[SOURCE MATERIAL Boundary: Start]

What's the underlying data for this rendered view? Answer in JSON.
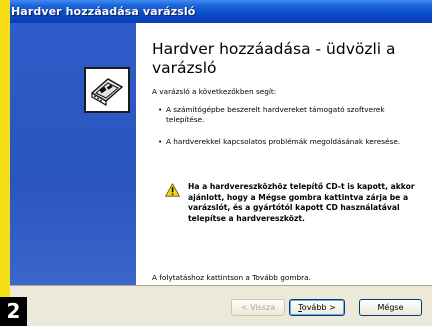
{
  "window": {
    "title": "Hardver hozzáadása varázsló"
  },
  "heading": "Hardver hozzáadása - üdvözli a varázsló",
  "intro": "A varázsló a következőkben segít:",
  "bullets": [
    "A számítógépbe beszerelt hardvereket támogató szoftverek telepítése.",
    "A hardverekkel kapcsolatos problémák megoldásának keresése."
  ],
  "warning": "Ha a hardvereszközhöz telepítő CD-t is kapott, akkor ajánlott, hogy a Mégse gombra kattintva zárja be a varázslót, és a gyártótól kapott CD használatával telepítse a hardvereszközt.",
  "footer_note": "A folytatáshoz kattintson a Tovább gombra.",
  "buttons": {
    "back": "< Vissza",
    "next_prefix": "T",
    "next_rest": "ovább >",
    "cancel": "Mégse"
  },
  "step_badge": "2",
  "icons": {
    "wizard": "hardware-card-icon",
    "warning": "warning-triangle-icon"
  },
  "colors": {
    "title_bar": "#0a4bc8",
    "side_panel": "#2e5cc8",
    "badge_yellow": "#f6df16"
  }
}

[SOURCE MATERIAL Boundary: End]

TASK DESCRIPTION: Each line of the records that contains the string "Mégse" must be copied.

SOLVED EXERCISE:
  "warning": "Ha a hardvereszközhöz telepítő CD-t is kapott, akkor ajánlott, hogy a Mégse gombra kattintva zárja be a varázslót, és a gyártótól kapott CD használatával telepítse a hardvereszközt.",
    "cancel": "Mégse"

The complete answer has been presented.